Anna’s husband Rabi is originally from Sri Lanka, where tamarind is extremely popular. Actually, tamarind is popular all over the world. The word “tamarind” comes from the Arabic words “tamar hind,” or ”Indian date,” but tamarind’s popularity extends far beyond just South Asia. The tree is indigenous to Africa, but now grown in warm spots everywhere. In Mexico, tamarind is a big star, showing up in Jarrittos sodas, agua fresca beverages and ices. Just about every tropical country has some candy or jam that features tamarind, and many cuisines, such as Thai and Indian, use tamarind to give recipes  dishes a certain sweet-sour piquancy. Evidently English colonists couldn't get enough either: tamarind is a key ingredient of Worcestershire sauce.

Here are some highlights from the extensive tamarind foodstuff collection at Kalustyan's, the wonderful international spice store: juice, two kinds of candy, chutney, paste, concentrate, etc.

More recently, however, I’ve started to see something even more interesting for sale: fresh tamarind. I've found it in Chinatown, naturally - all interesting produce sooner or later shows up in Chinatown - and East Harlem, which has many groceries catering to Mexican shoppers. 

I had to try it.

The picture on the tamarind box was pretty accurate: brown pods with a crackly shell and a sticky interior. A twiglike vein ran the length of the pod, and seeds hid underneath the sticky fruit.

The tamarind pulp was certainly tropical fruit-sweet, like dates or dried bananas, with the puckery tang that has made tamarind popular in cooking.

I got into a bit of a groove: Crack off a bit of the shell, peel off the rest. Loosen the twig-vein, which I found somewhat repulsive. Bite off a section of tamarind. Spit out the shiny seed. Chew the tamarind pulp.

Contemplate whether in fact I liked tamarind. Decide I wasn't sure. Reflect on the flavor's similarity to fruits I don't particularly like - bananas, dates - but acknowledge that this sticky sweetness is offset by the tamarind's tang, which I did enjoy. Consider the need for for more experience of that flavor. Bite off another section. 

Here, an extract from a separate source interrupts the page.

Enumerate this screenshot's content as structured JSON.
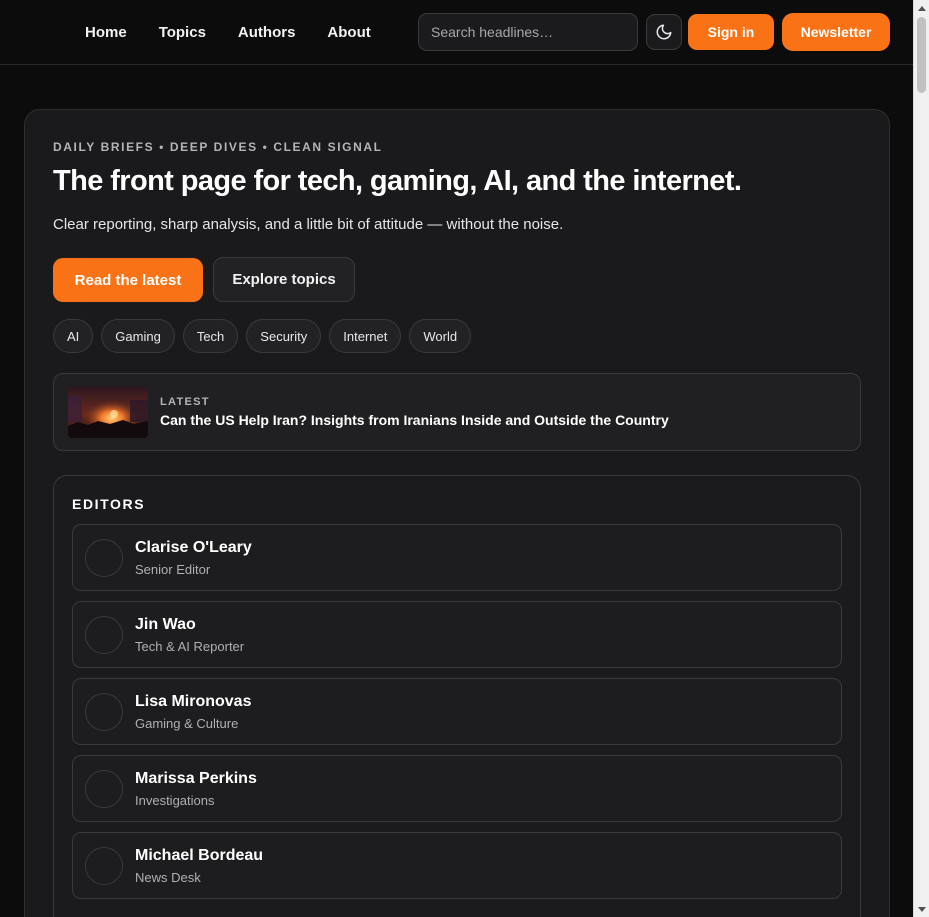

When there was no more tamarind pulp left to chew, I was forced to acknowledge that I did like tamarind, won over, as millions or even billions of people have, by its sweet-sour charms.

It's hard to argue with a pile of seeds, twig-veins and shell bits.